Blog / April 9, 2022 / 4 mins read / By Suneet Agrawal

Custom Object in UserDefaults : Swift

In continuation to my previous blog UserDefaults in Swift, where we understand the basic functionality of UserDefaults, we’ll try to understand today how can we store custom objects in UserDefaults.

UserDefaults provides us with direct functions for storing primitive data types like Int, Double, Bool, and String. But for custom data types, there is no direct way to store them in UserDefaults. But there is a workaround with which we can store the custom object to UserDefaults. Let’s try to understand in detail along with an example.

What are Custom Objects and Codable?

User-defined class or struct objects are known as custom objects. These classes or structs can have any number of properties.

To store them in UserDefaults, we need to implement or confirm `Codable to the user-defined class or struct.

Codable is a typealias of Decodable & `Encodable protocols. It adds the functionality of Encoding and Decoding to the class or struct.

/// A type that can convert itself into and out of an external representation.
/// `Codable` is a type alias for the `Encodable` and `Decodable` protocols.
/// When you use `Codable` as a type or a generic constraint, it matches
/// any type that conforms to both protocols.
public typealias Codable</b> = Decodable</b> & Encodable</b>

To implement or confirm the `Codable protocol, we can add the protocol and go with coding keys as the variable names or can define our own custom keys according to the need.

//MARK :- Employee
struct Employee</b>: Codable</b> {
    let employeeId: Int
    let name, department: String

// OR

//MARK :- Employee
struct Employee</b>: Codable</b> {
    let employeeID: Int
    let name, department: String

    enum CodingKeys: String, CodingKey {
        case employeeID = "employeeId"
        case name, department

Keep in mind that any custom class used inside the Codable class or struct should also confirm the Codable protocol.

How to store custom object in UserDefaults?

Codable provides the functionality to convert an object into a Data class object.

UserDefaults has a function similar to primitive data types which takes an `Any? class object and store the value against the key provided.

-setObject:forKey: immediately stores a value (or removes the value if nil is passed as the value) for the provided key in the search list entry for the receiver's suite name in the current user and any host, then asynchronously stores the value persistently, where it is made available to other processes.
open func set</b>(_ value: Any?, forKey defaultName: String)

We can’t provide the object directly but we need to convert the object into a Data class object using JSONEncoder, else it will throw the below error.

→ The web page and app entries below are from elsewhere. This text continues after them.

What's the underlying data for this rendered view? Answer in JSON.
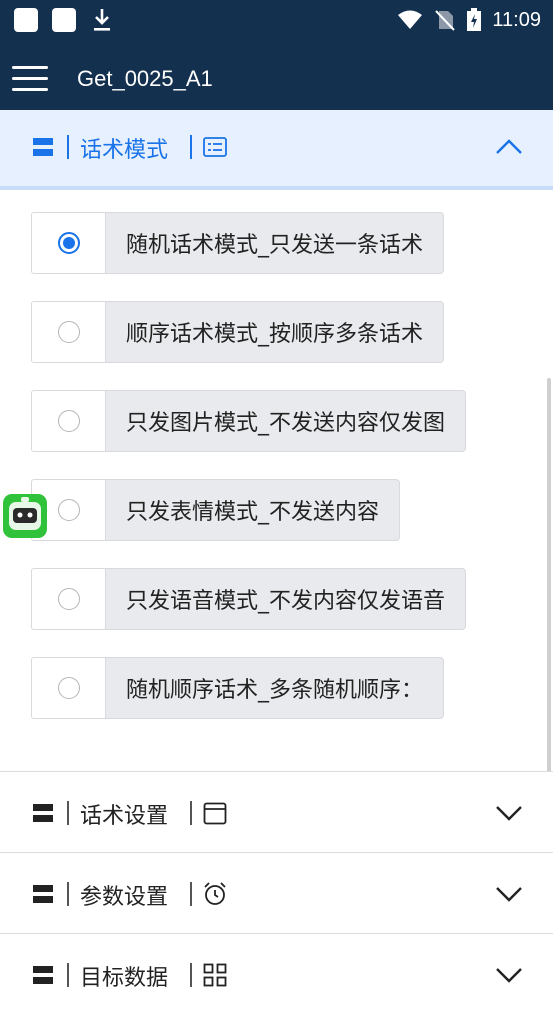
{
  "status_bar": {
    "time": "11:09"
  },
  "app_bar": {
    "title": "Get_0025_A1",
    "menu_icon": "hamburger-menu-icon"
  },
  "expanded_section": {
    "title": "话术模式",
    "icon": "list-card-icon",
    "chevron": "chevron-up-icon",
    "accent_color": "#1a73e8"
  },
  "options": [
    {
      "label": "随机话术模式_只发送一条话术",
      "selected": true
    },
    {
      "label": "顺序话术模式_按顺序多条话术",
      "selected": false
    },
    {
      "label": "只发图片模式_不发送内容仅发图",
      "selected": false
    },
    {
      "label": "只发表情模式_不发送内容",
      "selected": false
    },
    {
      "label": "只发语音模式_不发内容仅发语音",
      "selected": false
    },
    {
      "label": "随机顺序话术_多条随机顺序：",
      "selected": false
    }
  ],
  "collapsed_sections": [
    {
      "title": "话术设置",
      "icon": "calendar-icon",
      "chevron": "chevron-down-icon"
    },
    {
      "title": "参数设置",
      "icon": "alarm-clock-icon",
      "chevron": "chevron-down-icon"
    },
    {
      "title": "目标数据",
      "icon": "grid-icon",
      "chevron": "chevron-down-icon"
    }
  ],
  "colors": {
    "header_bg": "#13304f",
    "expanded_bg": "#e6f0ff",
    "option_bg": "#e8eaed"
  }
}
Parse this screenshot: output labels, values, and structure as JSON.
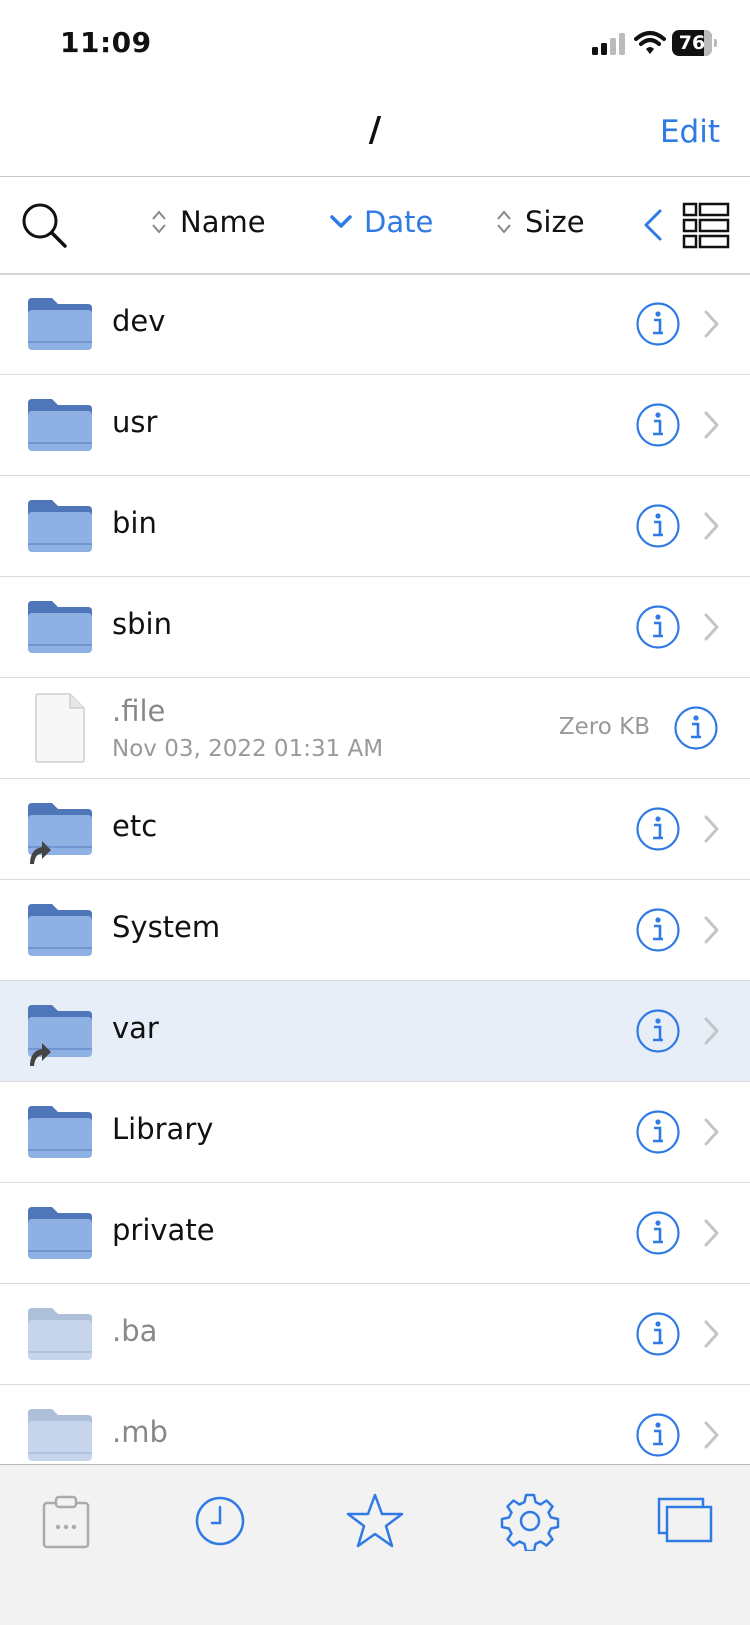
{
  "status_bar": {
    "time": "11:09",
    "battery_level": "76"
  },
  "nav": {
    "title": "/",
    "edit_label": "Edit"
  },
  "toolbar": {
    "sort_name_label": "Name",
    "sort_date_label": "Date",
    "sort_size_label": "Size",
    "active_sort": "Date"
  },
  "colors": {
    "accent": "#2f7ae5",
    "folder": "#8fb0e3",
    "folder_dark": "#4f76b8",
    "selected_row": "#e8eef8"
  },
  "items": [
    {
      "name": "dev",
      "type": "folder"
    },
    {
      "name": "usr",
      "type": "folder"
    },
    {
      "name": "bin",
      "type": "folder"
    },
    {
      "name": "sbin",
      "type": "folder"
    },
    {
      "name": ".file",
      "type": "file",
      "date": "Nov 03, 2022 01:31 AM",
      "size": "Zero KB"
    },
    {
      "name": "etc",
      "type": "alias-folder"
    },
    {
      "name": "System",
      "type": "folder"
    },
    {
      "name": "var",
      "type": "alias-folder",
      "selected": true
    },
    {
      "name": "Library",
      "type": "folder"
    },
    {
      "name": "private",
      "type": "folder"
    },
    {
      "name": ".ba",
      "type": "hidden-folder"
    },
    {
      "name": ".mb",
      "type": "hidden-folder"
    }
  ],
  "tabs": [
    "clipboard-icon",
    "clock-icon",
    "star-icon",
    "gear-icon",
    "windows-icon"
  ]
}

<e>Attempt to insert non-property list object <object name> for key <key></e>

Also, since JSONEncoder can throw an error if the object is not encoded properly, we need to wrap it around the try-catch block.

Once the codable is converted to the Data class object, we can put it into UserDefaults using the above set method.

The final code will look like the below.

let employee = Employee(employeeId: 100, 
                        name: "Suneet Agrawal", 
                        department: "Engineering")

do {
    let data = try JSONEncoder()</b>.encode(employee)
    UserDefaults.standard.set</b>(data, forKey: "employee")
} catch let error {
    print("Error encoding: \(error)")

How to retrieve custom object from UserDefaults?

UserDefaults has a function to retrieve `Data class objects similar to any other primitive data type.

The same can be used to retrieve data from UserDefaults but the returned result will be in the `Data? class object.

/// -dataForKey: is equivalent to -objectForKey:, except that it will return nil if the value is not an NSData.
open func data(forKey defaultName: String) -> Data?

Keep in mind that it can also return nil if no such data is stored with the key. In that case, we need to add a null safety also.

if let data =</b>forKey: "employee") {
    //do something here

Now that we got the data back, we can convert it into the same original class or struct object (Employee in our case) using JSONDecoder.

But similar to JSONEncoder, JSONDecoder can also throw an error if the object is not decoded properly, we need to wrap it around the `try-catch block.

do {
    if let data =</b>(forKey: "employee") {
        let employee = try JSONDecoder</b>().decode(Employee.self, from: data)
} catch let error {
    print("Error decoding: \(error)")

Generic Extension

We can even add a generic functionality to the UserDefaults class which will store the `Codable class or struct object of Template type and retrieve back the same object using the same key.

The above functions can be used as below.

let employee = Employee(employeeId: 100, 
                        name: "Suneet", 
                        department: "Engineering") 

//setting the object
UserDefaults.standard.storeCodable</b>(employee, key: "employee")

//getting the object
let emp : Employee? = UserDefaults.standard.retrieveCodable</b>(for: "employee")

//this will print optional

if let emp = emp {